→ **Task item**:
Exact repetition is required: reproduce every line of the data.

→ **Data provided**:
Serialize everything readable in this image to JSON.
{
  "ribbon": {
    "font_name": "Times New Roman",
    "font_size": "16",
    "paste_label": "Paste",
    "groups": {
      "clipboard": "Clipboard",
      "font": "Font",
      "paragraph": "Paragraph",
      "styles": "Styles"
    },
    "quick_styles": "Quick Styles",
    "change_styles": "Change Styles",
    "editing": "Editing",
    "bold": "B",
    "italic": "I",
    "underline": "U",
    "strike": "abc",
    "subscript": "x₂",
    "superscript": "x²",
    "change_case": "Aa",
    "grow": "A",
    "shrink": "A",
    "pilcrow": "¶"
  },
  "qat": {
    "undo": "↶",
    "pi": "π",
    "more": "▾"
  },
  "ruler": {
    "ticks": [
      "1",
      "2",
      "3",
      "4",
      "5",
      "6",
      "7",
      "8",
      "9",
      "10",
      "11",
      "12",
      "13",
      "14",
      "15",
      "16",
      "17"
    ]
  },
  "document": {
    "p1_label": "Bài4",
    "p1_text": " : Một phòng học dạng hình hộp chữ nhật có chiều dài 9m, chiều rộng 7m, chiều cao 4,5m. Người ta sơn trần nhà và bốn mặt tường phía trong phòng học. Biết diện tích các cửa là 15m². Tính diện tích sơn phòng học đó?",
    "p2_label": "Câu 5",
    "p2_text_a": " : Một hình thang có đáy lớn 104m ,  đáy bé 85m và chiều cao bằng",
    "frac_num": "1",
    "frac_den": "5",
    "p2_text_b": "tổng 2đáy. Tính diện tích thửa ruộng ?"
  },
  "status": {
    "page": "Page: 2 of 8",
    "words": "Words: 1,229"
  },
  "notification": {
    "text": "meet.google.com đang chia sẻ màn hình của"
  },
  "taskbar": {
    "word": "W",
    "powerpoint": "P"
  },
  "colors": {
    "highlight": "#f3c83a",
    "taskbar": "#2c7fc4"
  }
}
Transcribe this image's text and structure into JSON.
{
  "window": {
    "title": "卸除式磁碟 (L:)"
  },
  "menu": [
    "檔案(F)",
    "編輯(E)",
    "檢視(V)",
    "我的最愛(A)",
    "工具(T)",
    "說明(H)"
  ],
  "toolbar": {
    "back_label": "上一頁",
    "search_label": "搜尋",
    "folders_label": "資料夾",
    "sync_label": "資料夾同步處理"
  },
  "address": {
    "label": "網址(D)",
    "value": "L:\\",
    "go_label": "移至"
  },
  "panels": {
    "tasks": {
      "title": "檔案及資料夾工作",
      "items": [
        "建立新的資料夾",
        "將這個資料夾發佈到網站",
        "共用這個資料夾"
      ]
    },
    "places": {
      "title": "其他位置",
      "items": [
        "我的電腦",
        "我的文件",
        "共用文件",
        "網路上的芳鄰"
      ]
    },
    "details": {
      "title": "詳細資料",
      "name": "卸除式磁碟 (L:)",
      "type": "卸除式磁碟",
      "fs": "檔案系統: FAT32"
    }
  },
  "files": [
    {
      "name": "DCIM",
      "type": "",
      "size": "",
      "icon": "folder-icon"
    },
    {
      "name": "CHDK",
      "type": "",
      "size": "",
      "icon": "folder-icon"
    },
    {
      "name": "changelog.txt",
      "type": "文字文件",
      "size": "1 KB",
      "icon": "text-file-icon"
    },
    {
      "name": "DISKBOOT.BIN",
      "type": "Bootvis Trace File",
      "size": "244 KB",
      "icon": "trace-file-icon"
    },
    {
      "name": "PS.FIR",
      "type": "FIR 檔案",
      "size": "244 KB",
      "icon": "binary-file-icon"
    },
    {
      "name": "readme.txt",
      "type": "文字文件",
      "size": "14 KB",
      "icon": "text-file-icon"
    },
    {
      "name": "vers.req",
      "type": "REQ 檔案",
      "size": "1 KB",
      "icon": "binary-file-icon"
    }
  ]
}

→ **Result of the exercise**:
Serialize everything readable in this image to JSON.
{
  "ribbon": {
    "font_name": "Times New Roman",
    "font_size": "16",
    "paste_label": "Paste",
    "groups": {
      "clipboard": "Clipboard",
      "font": "Font",
      "paragraph": "Paragraph",
      "styles": "Styles"
    },
    "quick_styles": "Quick Styles",
    "change_styles": "Change Styles",
    "editing": "Editing",
    "bold": "B",
    "italic": "I",
    "underline": "U",
    "strike": "abc",
    "subscript": "x₂",
    "superscript": "x²",
    "change_case": "Aa",
    "grow": "A",
    "shrink": "A",
    "pilcrow": "¶"
  },
  "qat": {
    "undo": "↶",
    "pi": "π",
    "more": "▾"
  },
  "ruler": {
    "ticks": [
      "1",
      "2",
      "3",
      "4",
      "5",
      "6",
      "7",
      "8",
      "9",
      "10",
      "11",
      "12",
      "13",
      "14",
      "15",
      "16",
      "17"
    ]
  },
  "document": {
    "p1_label": "Bài4",
    "p1_text": " : Một phòng học dạng hình hộp chữ nhật có chiều dài 9m, chiều rộng 7m, chiều cao 4,5m. Người ta sơn trần nhà và bốn mặt tường phía trong phòng học. Biết diện tích các cửa là 15m². Tính diện tích sơn phòng học đó?",
    "p2_label": "Câu 5",
    "p2_text_a": " : Một hình thang có đáy lớn 104m ,  đáy bé 85m và chiều cao bằng",
    "frac_num": "1",
    "frac_den": "5",
    "p2_text_b": "tổng 2đáy. Tính diện tích thửa ruộng ?"
  },
  "status": {
    "page": "Page: 2 of 8",
    "words": "Words: 1,229"
  },
  "notification": {
    "text": "meet.google.com đang chia sẻ màn hình của"
  },
  "taskbar": {
    "word": "W",
    "powerpoint": "P"
  },
  "colors": {
    "highlight": "#f3c83a",
    "taskbar": "#2c7fc4"
  }
}
Transcribe this image's text and structure into JSON.
{
  "window": {
    "title": "卸除式磁碟 (L:)"
  },
  "menu": [
    "檔案(F)",
    "編輯(E)",
    "檢視(V)",
    "我的最愛(A)",
    "工具(T)",
    "說明(H)"
  ],
  "toolbar": {
    "back_label": "上一頁",
    "search_label": "搜尋",
    "folders_label": "資料夾",
    "sync_label": "資料夾同步處理"
  },
  "address": {
    "label": "網址(D)",
    "value": "L:\\",
    "go_label": "移至"
  },
  "panels": {
    "tasks": {
      "title": "檔案及資料夾工作",
      "items": [
        "建立新的資料夾",
        "將這個資料夾發佈到網站",
        "共用這個資料夾"
      ]
    },
    "places": {
      "title": "其他位置",
      "items": [
        "我的電腦",
        "我的文件",
        "共用文件",
        "網路上的芳鄰"
      ]
    },
    "details": {
      "title": "詳細資料",
      "name": "卸除式磁碟 (L:)",
      "type": "卸除式磁碟",
      "fs": "檔案系統: FAT32"
    }
  },
  "files": [
    {
      "name": "DCIM",
      "type": "",
      "size": "",
      "icon": "folder-icon"
    },
    {
      "name": "CHDK",
      "type": "",
      "size": "",
      "icon": "folder-icon"
    },
    {
      "name": "changelog.txt",
      "type": "文字文件",
      "size": "1 KB",
      "icon": "text-file-icon"
    },
    {
      "name": "DISKBOOT.BIN",
      "type": "Bootvis Trace File",
      "size": "244 KB",
      "icon": "trace-file-icon"
    },
    {
      "name": "PS.FIR",
      "type": "FIR 檔案",
      "size": "244 KB",
      "icon": "binary-file-icon"
    },
    {
      "name": "readme.txt",
      "type": "文字文件",
      "size": "14 KB",
      "icon": "text-file-icon"
    },
    {
      "name": "vers.req",
      "type": "REQ 檔案",
      "size": "1 KB",
      "icon": "binary-file-icon"
    }
  ]
}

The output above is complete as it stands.